▸ What the exercise asks:
Please make an exact copy of the listing, without the pictures.

▸ Data for processing:

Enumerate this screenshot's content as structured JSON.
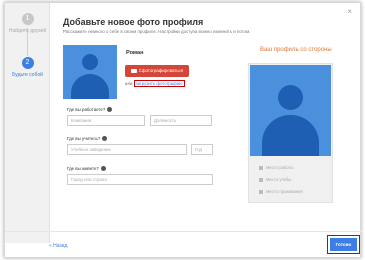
{
  "sidebar": {
    "steps": [
      {
        "number": "1",
        "label": "Найдите друзей"
      },
      {
        "number": "2",
        "label": "Будьте собой"
      }
    ]
  },
  "header": {
    "title": "Добавьте новое фото профиля",
    "subtitle": "Расскажите немного о себе в своем профиле. Настройки доступа можно изменить и потом.",
    "close": "×"
  },
  "profile": {
    "name": "Роман",
    "photo_button": "Сфотографироваться",
    "upload_prefix": "или",
    "upload_link": "загрузить фотографию"
  },
  "form": {
    "work": {
      "label": "Где вы работаете?",
      "company_placeholder": "Компания",
      "position_placeholder": "Должность"
    },
    "study": {
      "label": "Где вы учитесь?",
      "school_placeholder": "Учебное заведение",
      "year_placeholder": "Год"
    },
    "live": {
      "label": "Где вы живете?",
      "city_placeholder": "Город или страна"
    }
  },
  "preview": {
    "title": "Ваш профиль со стороны",
    "items": [
      "Место работы",
      "Место учебы",
      "Место проживания"
    ]
  },
  "footer": {
    "back": "« Назад",
    "done": "Готово"
  },
  "colors": {
    "accent": "#3c7ee4",
    "photo_button": "#d44638",
    "highlight": "#cc0000",
    "preview_title": "#dd7a3a"
  }
}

▸ Answer to the problem:
Enumerate this screenshot's content as structured JSON.
{
  "sidebar": {
    "steps": [
      {
        "number": "1",
        "label": "Найдите друзей"
      },
      {
        "number": "2",
        "label": "Будьте собой"
      }
    ]
  },
  "header": {
    "title": "Добавьте новое фото профиля",
    "subtitle": "Расскажите немного о себе в своем профиле. Настройки доступа можно изменить и потом.",
    "close": "×"
  },
  "profile": {
    "name": "Роман",
    "photo_button": "Сфотографироваться",
    "upload_prefix": "или",
    "upload_link": "загрузить фотографию"
  },
  "form": {
    "work": {
      "label": "Где вы работаете?",
      "company_placeholder": "Компания",
      "position_placeholder": "Должность"
    },
    "study": {
      "label": "Где вы учитесь?",
      "school_placeholder": "Учебное заведение",
      "year_placeholder": "Год"
    },
    "live": {
      "label": "Где вы живете?",
      "city_placeholder": "Город или страна"
    }
  },
  "preview": {
    "title": "Ваш профиль со стороны",
    "items": [
      "Место работы",
      "Место учебы",
      "Место проживания"
    ]
  },
  "footer": {
    "back": "« Назад",
    "done": "Готово"
  },
  "colors": {
    "accent": "#3c7ee4",
    "photo_button": "#d44638",
    "highlight": "#cc0000",
    "preview_title": "#dd7a3a"
  }
}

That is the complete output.